By |2018-01-27T17:39:06+00:00September 18th, 2016|Faith, Uncategorized|


  1. Bernie December 11, 2016 at 4:23 am - Reply

    Why not mention the good things that many priests do and the difficulties they face when they have a Bishop who acts like the priests he thrashes….Why not ask for prayers for the Clergy???. Dear Pope Francis, please show the mercy of Jesus.

  2. Margie December 11, 2016 at 12:36 am - Reply

    Pope Francis is teaching like a good Papa, he challenges, he challenges me. Maybe those with a guilty conscience feel threatened by that. Anyway, what is the point of this article? Pope Francis wont read it. I cant imagine any Saint writing like this.

  3. June Vendetti September 22, 2016 at 3:12 pm - Reply

    I think the Pope needs to be more specific in terms of what he really does not approve of in the Bishops and priests. Yes, there are some very good priests, but then there are the ones who are not living chaste lives-those are the ones the Pope should be addressing. We are in need of some very holy priests, e.g. St. John Vianney, Padre Pio, St. Thomas Aquinas, St. Augustine, etc. If we had men such as these, we’d all be better off. These men were filled with humility and perseverence.
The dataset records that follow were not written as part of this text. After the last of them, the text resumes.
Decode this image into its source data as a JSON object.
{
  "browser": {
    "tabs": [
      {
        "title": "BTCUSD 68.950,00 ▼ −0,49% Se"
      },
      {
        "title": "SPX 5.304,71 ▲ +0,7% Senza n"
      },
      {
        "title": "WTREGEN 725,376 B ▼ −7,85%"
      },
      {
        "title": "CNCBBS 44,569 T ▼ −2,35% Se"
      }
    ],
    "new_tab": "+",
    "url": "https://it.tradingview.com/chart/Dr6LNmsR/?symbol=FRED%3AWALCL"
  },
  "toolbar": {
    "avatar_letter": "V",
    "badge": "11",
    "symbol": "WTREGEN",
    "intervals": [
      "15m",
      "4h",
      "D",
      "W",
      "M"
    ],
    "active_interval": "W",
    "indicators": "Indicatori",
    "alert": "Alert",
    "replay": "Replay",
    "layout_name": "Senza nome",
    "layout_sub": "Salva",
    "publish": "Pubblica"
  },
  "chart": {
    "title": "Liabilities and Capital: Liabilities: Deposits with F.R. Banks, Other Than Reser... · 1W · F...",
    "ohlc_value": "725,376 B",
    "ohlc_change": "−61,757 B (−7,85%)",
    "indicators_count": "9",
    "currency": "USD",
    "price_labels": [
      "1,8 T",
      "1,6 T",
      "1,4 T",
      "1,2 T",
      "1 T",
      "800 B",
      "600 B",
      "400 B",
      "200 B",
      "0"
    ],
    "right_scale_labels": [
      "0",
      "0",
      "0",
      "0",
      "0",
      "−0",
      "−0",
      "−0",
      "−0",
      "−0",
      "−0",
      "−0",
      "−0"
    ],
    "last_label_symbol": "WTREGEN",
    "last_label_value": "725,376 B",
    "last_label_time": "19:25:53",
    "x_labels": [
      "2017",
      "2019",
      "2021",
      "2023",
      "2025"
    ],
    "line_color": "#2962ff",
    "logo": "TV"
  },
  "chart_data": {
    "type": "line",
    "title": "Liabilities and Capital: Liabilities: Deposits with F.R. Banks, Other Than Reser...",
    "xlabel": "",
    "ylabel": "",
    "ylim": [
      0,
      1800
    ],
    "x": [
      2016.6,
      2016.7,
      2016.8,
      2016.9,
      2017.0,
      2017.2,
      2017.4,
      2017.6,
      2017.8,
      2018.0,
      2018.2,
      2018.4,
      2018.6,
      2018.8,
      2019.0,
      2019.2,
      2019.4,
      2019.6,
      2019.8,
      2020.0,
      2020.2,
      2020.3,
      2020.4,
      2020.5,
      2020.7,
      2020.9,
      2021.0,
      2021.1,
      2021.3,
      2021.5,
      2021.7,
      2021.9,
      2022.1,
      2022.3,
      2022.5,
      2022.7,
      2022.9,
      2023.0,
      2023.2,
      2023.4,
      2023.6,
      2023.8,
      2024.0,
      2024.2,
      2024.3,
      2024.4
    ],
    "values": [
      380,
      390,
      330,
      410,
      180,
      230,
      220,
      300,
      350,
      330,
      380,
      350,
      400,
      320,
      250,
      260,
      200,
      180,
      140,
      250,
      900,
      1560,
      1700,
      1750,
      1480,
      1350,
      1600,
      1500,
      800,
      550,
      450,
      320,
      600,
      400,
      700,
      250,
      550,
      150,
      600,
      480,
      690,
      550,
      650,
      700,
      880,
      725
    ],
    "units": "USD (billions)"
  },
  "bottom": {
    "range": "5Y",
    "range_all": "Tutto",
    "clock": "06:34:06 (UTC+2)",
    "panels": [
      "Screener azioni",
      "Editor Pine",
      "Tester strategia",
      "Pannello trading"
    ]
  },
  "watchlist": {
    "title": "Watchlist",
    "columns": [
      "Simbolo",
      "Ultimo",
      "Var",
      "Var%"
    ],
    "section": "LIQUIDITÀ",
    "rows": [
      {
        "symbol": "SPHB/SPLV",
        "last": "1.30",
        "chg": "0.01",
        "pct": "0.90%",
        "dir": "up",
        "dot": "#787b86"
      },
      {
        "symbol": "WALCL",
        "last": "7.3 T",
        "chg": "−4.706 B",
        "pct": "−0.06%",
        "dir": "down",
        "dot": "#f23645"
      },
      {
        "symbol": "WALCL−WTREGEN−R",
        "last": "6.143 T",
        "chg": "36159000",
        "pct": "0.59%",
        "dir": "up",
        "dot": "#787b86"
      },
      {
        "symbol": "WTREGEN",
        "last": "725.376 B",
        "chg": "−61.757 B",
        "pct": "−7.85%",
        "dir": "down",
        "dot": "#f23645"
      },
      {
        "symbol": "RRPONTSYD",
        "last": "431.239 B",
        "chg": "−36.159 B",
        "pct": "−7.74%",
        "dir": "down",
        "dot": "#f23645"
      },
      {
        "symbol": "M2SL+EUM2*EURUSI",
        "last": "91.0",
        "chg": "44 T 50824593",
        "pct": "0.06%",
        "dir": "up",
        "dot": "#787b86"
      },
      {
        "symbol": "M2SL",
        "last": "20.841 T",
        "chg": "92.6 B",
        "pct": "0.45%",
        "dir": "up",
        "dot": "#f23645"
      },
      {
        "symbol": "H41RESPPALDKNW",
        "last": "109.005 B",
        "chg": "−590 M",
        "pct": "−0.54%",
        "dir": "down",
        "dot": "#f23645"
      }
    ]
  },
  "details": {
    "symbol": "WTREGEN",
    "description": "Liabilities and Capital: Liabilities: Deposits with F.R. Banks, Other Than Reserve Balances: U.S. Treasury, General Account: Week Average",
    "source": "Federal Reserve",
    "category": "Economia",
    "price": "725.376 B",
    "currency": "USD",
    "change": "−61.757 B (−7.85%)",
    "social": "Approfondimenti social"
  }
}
  4. James Hennelly September 19, 2016 at 1:57 pm - Reply

    I wonder why I stay? I know why I probably do is because I love the Lord Jesus and am committed wholly to making that love known to others. I also am loved by others. However, this regular castigating from this pope though is getting tiresome and distracting. I want to hear from the pope and even my own bishop how valuable they find the work of their priests. All we tend to get are reminders that we are imperfect, worthless servants, and, of course, not meeting our annual appeal goals. Thank God for good friends and a solid prayer life despite the church! #FrancisFatigue #leadership

  5. Fr Brad Sweet September 19, 2016 at 1:05 pm - Reply

    Thank you for this. I am so very tired of the negativity of the Pope. As I have said in Twitter I have had enough. The vast majority of priests get on and do the work called on. With the pope yet again painting all with the same brush I wanted to listen no more from him. He doesn’t distinguish between the majority who are good and the few who aren’t. Who wants to be a priest under this pope who has never had a good word to say to the priests. He has never had a word of encouragement for me. I will get back to my 3 parishes and jail and hospital and seniors home and ignore his discourse of negativity.

  6. Ruari McCallion September 19, 2016 at 9:53 am - Reply

    I agree with David W.

    You have taken those quotes quite violently out of context, Kathy.

    But, tbh, even if you hadn’t… He was making some pretty valid points and I think you will agree that the “softly softly” approach hadn’t really worked over the past 30 years. Or is it 40?


  7. David W September 19, 2016 at 1:04 am - Reply

    He ties these “zingers” into the reading of the day, exhorting people to draw from it. I don’t see him attacking all priests. I see him as speaking to the priests and bishops who behave this way, letting them know that this sort of behavior is incompatible with their calling

Leave A Comment

This site uses Akismet to reduce spam. Learn how your comment data is processed.